==== Task input
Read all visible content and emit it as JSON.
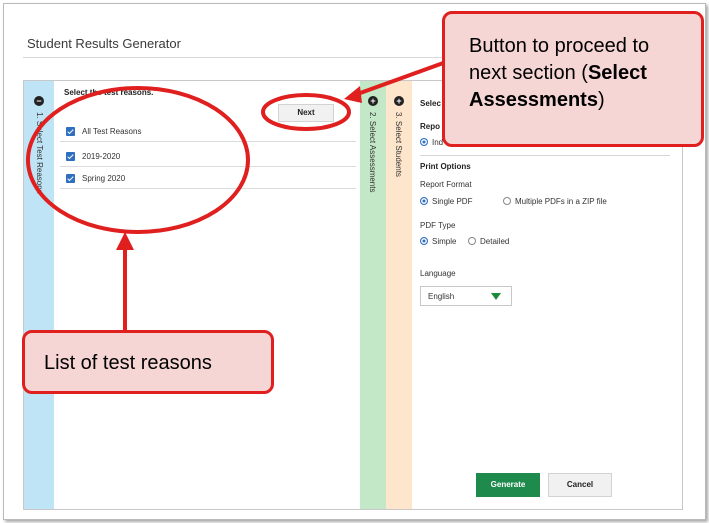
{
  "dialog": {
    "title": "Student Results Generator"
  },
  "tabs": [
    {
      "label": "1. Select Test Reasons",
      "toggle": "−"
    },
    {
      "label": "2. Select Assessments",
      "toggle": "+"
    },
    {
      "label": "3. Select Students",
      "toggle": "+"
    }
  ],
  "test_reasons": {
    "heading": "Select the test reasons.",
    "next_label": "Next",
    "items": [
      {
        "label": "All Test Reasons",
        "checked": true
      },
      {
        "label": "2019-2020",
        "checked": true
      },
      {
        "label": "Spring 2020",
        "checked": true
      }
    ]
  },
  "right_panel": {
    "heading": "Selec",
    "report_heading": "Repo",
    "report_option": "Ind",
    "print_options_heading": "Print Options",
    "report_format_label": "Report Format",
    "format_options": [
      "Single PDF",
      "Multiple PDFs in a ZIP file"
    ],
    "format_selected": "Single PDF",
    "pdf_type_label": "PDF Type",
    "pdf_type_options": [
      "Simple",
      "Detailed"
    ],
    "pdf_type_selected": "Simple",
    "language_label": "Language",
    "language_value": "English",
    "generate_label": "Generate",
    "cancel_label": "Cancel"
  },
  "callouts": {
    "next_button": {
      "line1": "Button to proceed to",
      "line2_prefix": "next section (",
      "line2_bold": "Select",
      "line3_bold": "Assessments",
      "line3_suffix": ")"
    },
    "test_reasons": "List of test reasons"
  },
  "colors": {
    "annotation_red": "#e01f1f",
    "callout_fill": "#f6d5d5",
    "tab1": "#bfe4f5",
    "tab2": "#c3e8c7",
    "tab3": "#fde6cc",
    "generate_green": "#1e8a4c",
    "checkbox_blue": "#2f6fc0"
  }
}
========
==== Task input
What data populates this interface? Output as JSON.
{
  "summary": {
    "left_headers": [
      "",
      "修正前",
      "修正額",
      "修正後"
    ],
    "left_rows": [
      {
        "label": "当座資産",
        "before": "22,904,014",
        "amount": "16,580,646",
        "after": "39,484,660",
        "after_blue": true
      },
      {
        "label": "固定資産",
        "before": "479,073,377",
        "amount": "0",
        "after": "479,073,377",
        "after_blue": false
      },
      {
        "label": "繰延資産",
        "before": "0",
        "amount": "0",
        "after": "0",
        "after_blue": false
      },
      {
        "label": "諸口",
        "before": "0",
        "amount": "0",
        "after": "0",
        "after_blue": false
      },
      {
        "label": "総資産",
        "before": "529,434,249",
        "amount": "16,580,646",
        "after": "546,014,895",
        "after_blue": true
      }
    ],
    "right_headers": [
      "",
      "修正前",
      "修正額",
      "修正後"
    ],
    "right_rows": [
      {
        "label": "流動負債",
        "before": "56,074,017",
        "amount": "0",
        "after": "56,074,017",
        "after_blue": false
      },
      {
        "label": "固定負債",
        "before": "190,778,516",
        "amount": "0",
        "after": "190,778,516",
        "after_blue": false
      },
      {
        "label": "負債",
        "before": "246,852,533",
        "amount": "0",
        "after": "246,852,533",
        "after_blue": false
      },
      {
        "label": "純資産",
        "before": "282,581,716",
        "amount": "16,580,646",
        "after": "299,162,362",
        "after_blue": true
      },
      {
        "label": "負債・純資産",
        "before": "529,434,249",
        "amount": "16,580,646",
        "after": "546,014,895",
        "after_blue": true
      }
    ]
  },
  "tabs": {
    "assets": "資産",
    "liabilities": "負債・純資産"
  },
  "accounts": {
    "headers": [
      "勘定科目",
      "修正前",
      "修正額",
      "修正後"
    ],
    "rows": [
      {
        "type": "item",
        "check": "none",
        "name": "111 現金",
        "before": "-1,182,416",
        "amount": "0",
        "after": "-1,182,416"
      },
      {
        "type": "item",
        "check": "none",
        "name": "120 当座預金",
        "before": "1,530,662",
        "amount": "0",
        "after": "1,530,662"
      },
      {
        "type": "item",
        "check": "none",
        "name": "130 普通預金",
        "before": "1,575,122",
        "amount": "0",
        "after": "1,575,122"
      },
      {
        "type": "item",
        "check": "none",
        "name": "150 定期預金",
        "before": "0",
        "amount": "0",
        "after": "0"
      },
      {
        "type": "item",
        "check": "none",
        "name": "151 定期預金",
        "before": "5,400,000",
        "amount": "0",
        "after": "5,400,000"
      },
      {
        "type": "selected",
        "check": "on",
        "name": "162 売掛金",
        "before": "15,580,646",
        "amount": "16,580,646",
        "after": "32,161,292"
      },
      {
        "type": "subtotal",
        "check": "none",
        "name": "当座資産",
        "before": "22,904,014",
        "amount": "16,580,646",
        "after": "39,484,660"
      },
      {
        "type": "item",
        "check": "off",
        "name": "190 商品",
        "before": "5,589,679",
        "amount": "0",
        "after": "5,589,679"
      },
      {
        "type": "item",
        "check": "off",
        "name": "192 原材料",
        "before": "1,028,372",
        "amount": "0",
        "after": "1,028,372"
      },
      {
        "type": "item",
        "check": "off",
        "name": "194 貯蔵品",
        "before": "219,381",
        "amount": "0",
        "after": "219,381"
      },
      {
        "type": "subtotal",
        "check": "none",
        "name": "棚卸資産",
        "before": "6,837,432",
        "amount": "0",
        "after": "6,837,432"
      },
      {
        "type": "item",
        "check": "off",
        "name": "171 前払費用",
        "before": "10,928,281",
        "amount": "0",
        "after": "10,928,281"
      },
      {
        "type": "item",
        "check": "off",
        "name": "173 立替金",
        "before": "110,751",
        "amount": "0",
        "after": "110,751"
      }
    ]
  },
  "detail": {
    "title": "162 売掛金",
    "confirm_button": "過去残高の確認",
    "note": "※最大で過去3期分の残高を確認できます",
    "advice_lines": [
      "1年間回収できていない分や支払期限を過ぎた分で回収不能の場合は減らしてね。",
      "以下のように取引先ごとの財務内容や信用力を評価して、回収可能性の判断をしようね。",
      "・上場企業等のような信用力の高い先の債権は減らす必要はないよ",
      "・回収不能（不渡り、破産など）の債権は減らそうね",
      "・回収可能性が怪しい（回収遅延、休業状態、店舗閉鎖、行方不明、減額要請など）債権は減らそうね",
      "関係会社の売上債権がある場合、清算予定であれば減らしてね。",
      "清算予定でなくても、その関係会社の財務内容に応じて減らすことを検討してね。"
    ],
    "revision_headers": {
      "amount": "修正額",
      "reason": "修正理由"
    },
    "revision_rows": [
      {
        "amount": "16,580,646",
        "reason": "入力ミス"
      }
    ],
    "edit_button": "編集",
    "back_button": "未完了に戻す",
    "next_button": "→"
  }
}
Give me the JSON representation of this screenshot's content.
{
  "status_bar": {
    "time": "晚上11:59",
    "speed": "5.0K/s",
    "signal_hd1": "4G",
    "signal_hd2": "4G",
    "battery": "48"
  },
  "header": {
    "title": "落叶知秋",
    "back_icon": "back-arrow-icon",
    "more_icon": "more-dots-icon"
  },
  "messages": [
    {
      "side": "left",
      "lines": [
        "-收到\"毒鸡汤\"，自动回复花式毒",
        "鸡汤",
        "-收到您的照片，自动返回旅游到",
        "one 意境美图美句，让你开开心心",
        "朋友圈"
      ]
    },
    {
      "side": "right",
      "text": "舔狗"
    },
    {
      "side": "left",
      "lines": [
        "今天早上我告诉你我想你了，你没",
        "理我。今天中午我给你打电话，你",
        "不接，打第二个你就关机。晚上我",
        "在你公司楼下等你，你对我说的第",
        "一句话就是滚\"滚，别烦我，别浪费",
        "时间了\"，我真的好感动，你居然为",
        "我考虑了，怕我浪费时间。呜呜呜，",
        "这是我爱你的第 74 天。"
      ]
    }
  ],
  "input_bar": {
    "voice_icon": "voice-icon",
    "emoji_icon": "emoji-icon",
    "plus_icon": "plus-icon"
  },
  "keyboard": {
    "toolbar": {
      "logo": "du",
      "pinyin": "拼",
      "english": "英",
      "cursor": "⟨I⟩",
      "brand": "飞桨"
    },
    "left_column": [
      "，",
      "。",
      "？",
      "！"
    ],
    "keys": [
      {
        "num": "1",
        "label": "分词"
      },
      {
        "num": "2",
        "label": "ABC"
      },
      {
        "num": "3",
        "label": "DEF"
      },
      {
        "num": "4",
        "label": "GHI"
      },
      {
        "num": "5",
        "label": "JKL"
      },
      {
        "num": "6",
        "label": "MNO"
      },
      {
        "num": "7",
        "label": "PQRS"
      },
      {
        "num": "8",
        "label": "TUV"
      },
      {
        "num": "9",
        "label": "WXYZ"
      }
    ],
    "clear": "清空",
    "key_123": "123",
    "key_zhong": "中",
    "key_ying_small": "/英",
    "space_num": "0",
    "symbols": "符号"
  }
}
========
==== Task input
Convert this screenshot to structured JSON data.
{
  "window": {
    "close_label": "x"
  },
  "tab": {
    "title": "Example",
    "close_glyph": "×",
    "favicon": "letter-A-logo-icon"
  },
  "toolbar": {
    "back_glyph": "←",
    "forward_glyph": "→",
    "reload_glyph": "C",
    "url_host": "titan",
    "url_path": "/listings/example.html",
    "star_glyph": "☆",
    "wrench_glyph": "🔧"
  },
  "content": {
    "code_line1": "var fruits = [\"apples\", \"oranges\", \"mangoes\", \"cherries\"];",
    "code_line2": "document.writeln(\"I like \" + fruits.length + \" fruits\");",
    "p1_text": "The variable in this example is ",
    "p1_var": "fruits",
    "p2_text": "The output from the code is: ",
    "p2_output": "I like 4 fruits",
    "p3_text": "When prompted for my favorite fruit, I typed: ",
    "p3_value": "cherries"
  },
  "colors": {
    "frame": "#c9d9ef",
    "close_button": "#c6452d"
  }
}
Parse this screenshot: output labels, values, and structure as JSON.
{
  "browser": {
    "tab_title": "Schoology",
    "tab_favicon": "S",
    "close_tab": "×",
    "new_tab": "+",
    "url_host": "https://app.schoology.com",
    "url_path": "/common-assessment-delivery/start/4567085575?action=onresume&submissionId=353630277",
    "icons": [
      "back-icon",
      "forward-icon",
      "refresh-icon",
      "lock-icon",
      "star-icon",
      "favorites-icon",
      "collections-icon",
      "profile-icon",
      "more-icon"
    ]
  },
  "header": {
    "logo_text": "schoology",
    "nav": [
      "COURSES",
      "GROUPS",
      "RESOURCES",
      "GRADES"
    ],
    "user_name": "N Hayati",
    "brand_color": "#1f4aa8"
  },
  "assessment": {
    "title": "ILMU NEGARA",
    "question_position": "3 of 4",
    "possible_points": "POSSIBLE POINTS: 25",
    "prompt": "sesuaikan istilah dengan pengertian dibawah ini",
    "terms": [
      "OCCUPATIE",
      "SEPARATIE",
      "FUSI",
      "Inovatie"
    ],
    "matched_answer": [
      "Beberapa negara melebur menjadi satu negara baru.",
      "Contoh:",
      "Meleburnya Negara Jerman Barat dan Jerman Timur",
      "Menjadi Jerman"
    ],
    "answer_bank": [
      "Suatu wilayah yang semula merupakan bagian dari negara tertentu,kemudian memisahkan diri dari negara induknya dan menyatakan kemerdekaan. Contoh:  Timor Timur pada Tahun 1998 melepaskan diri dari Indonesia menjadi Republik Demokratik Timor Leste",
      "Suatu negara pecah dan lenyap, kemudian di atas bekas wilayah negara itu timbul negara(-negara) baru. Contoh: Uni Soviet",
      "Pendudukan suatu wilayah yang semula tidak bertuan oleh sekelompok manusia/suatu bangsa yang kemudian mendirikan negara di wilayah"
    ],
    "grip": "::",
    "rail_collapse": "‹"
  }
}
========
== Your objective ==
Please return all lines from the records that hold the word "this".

== Written answer ==
What data populates this interface? Output as JSON.
Give me the JSON representation of this screenshot's content.
Convert this screenshot to structured JSON data.
    "p1_text": "The variable in this example is ",
Parse this screenshot: output labels, values, and structure as JSON.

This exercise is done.